TVKIDS is reporting the very sad news that Dick Bruna, who created the globally successful children’s character Miffy, died yesterday at the age of 89 in his hometown of Utrecht, the Netherlands.
Throughout his 60-year career, Bruna penned and illustrated 124 picture books, including 32 about a little bunny named Miffy. First published in 1955, the Miffy stories are now available in 50-plus languages and have sold more than 85 million copies worldwide. Miffy went on to star in her own TV series, including a new CGI show, Miffy's Adventures Big and Small, that premiered in 2015 on Tiny Pop in the U.K. and on the Nick Jr. in the USA in 2016. Nickelodeon recently acquired the second season of Miffy's Adventures Big and Small, and will air the season later this year.
The classic Miffy and Friends series, which originally aired on Nick Jr. USA between 2003-2009, is also available to watch on the NOGGIN app in the US.
Mercis owns the rights for the Miffy brand, which has an extensive L&M presence across five continents. Miffy the Movie, the property’s first feature film, debuted in the Netherlands in 2013 and was later released in such countries as Japan, Australia, the U.S. and the U.K.
Bruna was born in 1927 to a family of publishers. He started working as a graphic designer in the 1950s, freelancing for his father’s publishing house, A.W. Bruna & Zoon. He first created Miffy (Nijntje in Dutch) in 1955 to amuse his young son, eventually publishing a number of picture books in the European market and later around the globe. Also throughout his career, Bruna worked for international organisations, designing posters and logos for such charities as UNICEF, World Aids Day and Amnesty International.

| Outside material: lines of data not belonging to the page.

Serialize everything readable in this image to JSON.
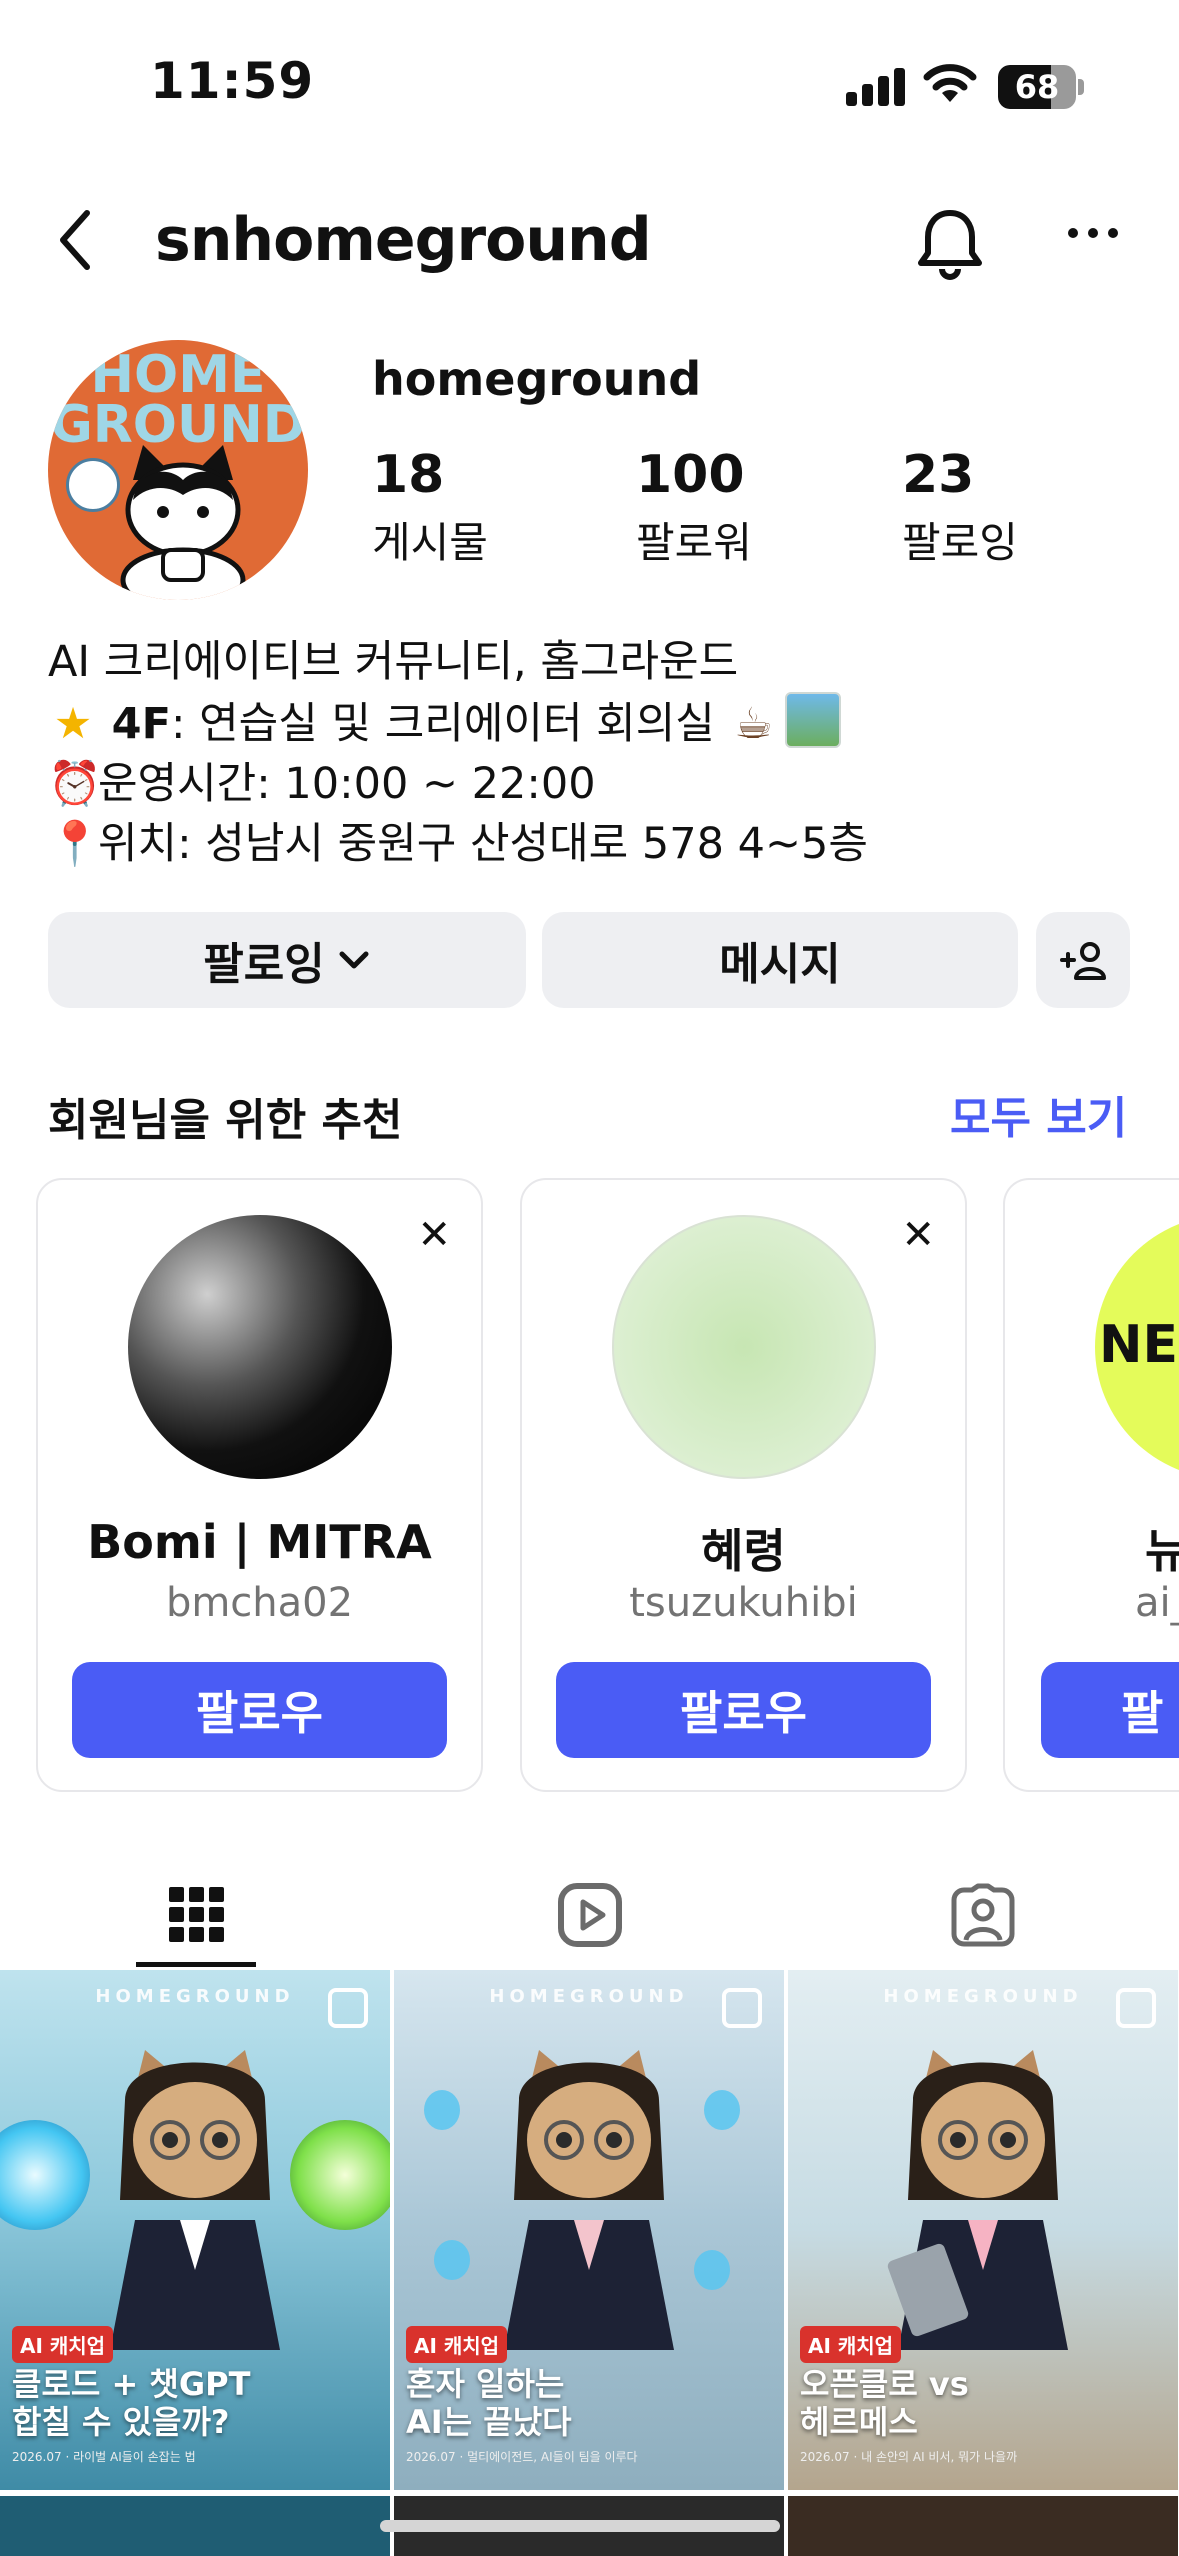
{
  "status_bar": {
    "time": "11:59",
    "battery": "68",
    "battery_level": 0.68
  },
  "header": {
    "username": "snhomeground"
  },
  "profile": {
    "avatar_text": "HOME GROUND",
    "display_name": "homeground",
    "stats": [
      {
        "value": "18",
        "label": "게시물"
      },
      {
        "value": "100",
        "label": "팔로워"
      },
      {
        "value": "23",
        "label": "팔로잉"
      }
    ],
    "bio": {
      "line1": "AI 크리에이티브 커뮤니티, 홈그라운드",
      "line2_bold": "4F",
      "line2_rest": ": 연습실 및 크리에이터 회의실",
      "line3": "운영시간: 10:00 ~ 22:00",
      "line4": "위치: 성남시 중원구 산성대로 578 4~5층"
    },
    "bio_icons": [
      "star-emoji",
      "coffee-emoji",
      "landscape-image",
      "alarm-clock-emoji",
      "pin-emoji"
    ]
  },
  "actions": {
    "following": "팔로잉",
    "message": "메시지"
  },
  "suggestions": {
    "title": "회원님을 위한 추천",
    "see_all": "모두 보기",
    "cards": [
      {
        "name": "Bomi | MITRA",
        "username": "bmcha02",
        "follow": "팔로우"
      },
      {
        "name": "혜령",
        "username": "tsuzukuhibi",
        "follow": "팔로우"
      },
      {
        "name": "뉴",
        "username": "ai_",
        "follow": "팔",
        "avatar_text": "NE"
      }
    ]
  },
  "tabs": [
    "grid-icon",
    "reels-icon",
    "tagged-icon"
  ],
  "posts": [
    {
      "brand": "HOMEGROUND",
      "tag": "AI 캐치업",
      "line1": "클로드 + 챗GPT",
      "line2": "합칠 수 있을까?",
      "sub": "2026.07 · 라이벌 AI들이 손잡는 법"
    },
    {
      "brand": "HOMEGROUND",
      "tag": "AI 캐치업",
      "line1": "혼자 일하는",
      "line2": "AI는 끝났다",
      "sub": "2026.07 · 멀티에이전트, AI들이 팀을 이루다"
    },
    {
      "brand": "HOMEGROUND",
      "tag": "AI 캐치업",
      "line1": "오픈클로 vs",
      "line2": "헤르메스",
      "sub": "2026.07 · 내 손안의 AI 비서, 뭐가 나을까"
    }
  ],
  "colors": {
    "accent": "#4a5cf5",
    "tag_red": "#d9322c",
    "button_grey": "#eeeff2"
  }
}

He retired in summer 2012.
When previously asked to explain the success of Miffy, Bruna had replied: “I think it is because I spend a long time making my drawings as simple as possible, throwing lots away, before I reach that moment of recognition. What matters is reducing everything to its essence. Every shape captures the imagination, and I leave plenty of space for children’s imagination. But why Miffy, instead of another of my characters? I don’t know, perhaps because children feel very close to her—she is like their friend. In my mind, she is just a little girl, living through everyday experiences.”
Even towards the end of his distinguished career, Bruna had said that he was still spending a lot of time perfecting his drawings of Miffy. “Sometimes it takes me hundreds of sketches to get Miffy just right. With two dots and a little cross I have to make Miffy happy, or maybe a little bit sad—and I do it over and over again. There is a moment when I think, Yes, now she is really sad. I must keep her like that. At the end I have one big tear, and that is the saddest tear you can have.”
Bruna is survived by his wife, three children and six grandchildren.
Additional source: Wikipedia (I, II, III).